“J Street” is the name of a new lobbying group and political action committee that says it will represent the interests of liberal American Jews. Its premise is that sensible mainstream of pro-Israel American Jews have been ill-served by the main pro-Israel lobby in the U.S. — the American Israel Public Affairs Committee (AIPAC). J Street regards AIPAC as pushing a right-wing agenda. By contrast, J Street’s “sensible mainstream” agenda includes having the U.S. negotiate with Hamas.
As James Kirchick demonstrates, however, AIPAC is not out of step with mainstream (i.e., liberal) American Jewish sentiment. Rather, AIPAC’s skepticism about a negotiated Middle East settlement in the near future is consistent with American Jewish thinking. Thus, nearly three-quarters of American Jews do not believe that Israel can “achieve peace with a Hamas-led, Palestinian government.” Indeed, 55 percent believe that even negotiations between Olmert and Abbas “cannot lead to peace in the foreseeable future.” And 82 percent agree that “the goal of the Arabs is not the return of occupied territories but rather the destruction of Israel.”
Moreover, AIPAC is not dominated by political conservatives. Steve Grossman, AIPAC’s president from 1992 to 1996 and later the chairman of Howard Dean’s 2004 presidential campaign, told Kirchick that the notion that AIPAC is a right-wing organization strikes him as ridiculous.
In reality, it is J Street, not AIPAC, that’s out of step, to the point that it can fairly be characterized as a fringe group (the fact that even Barack Obama won’t advocate negotiating with Hamas is a give-away). Kirchick notes that one of the most prominent Israelis involved with the group, Avrum Burg former speaker of the Knesset, has said that “to define the State of Israel as a Jewish state is the key to its end.” He has also compared contemporary Israel to pre-Nazi Germany. Another key J Street member, Henry Siegman, has compared Israel to apartheid South Africa, accused Israeli leaders of having the U.S. government “in their pockets,” and claimed that the 2000 intifada “was not planned by Arafat, but a spontaneous eruption of Palestinian anger.” It’s enough to make you wonder whether the “J” in “J Street” stands for Jimmy Carter.

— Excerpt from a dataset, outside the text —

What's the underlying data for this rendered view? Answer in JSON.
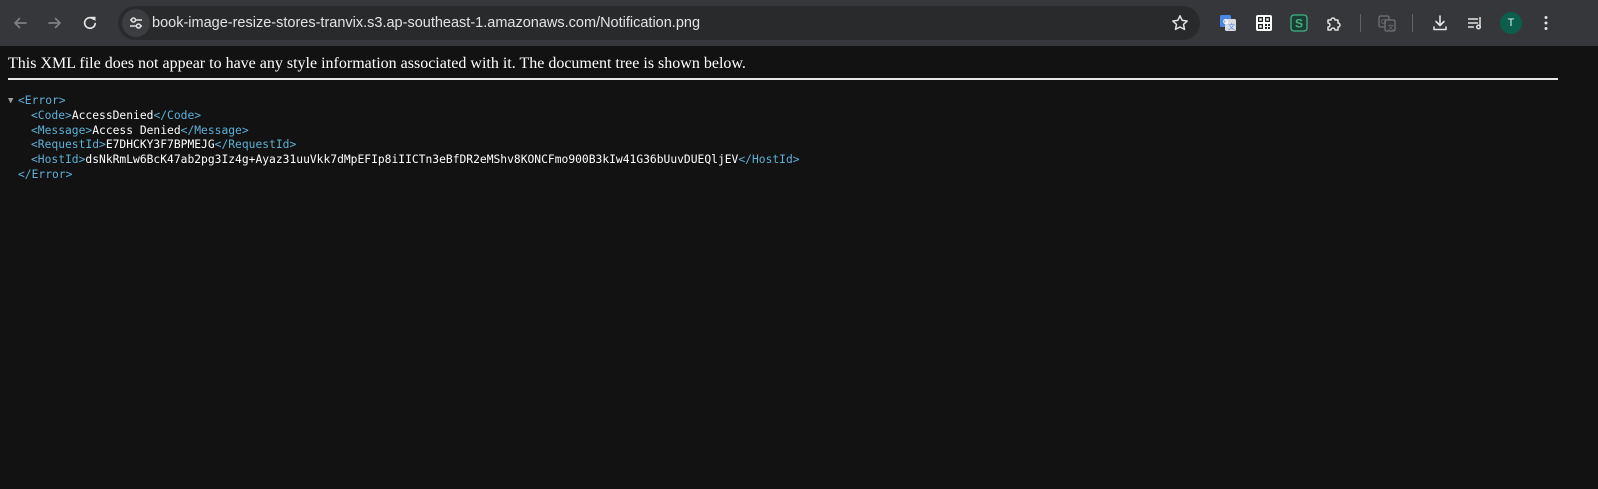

There’s nothing wrong, of course, with Carteresque Jews forming a lobbying group. But it would be nice to see a little bit of truth in their advertising.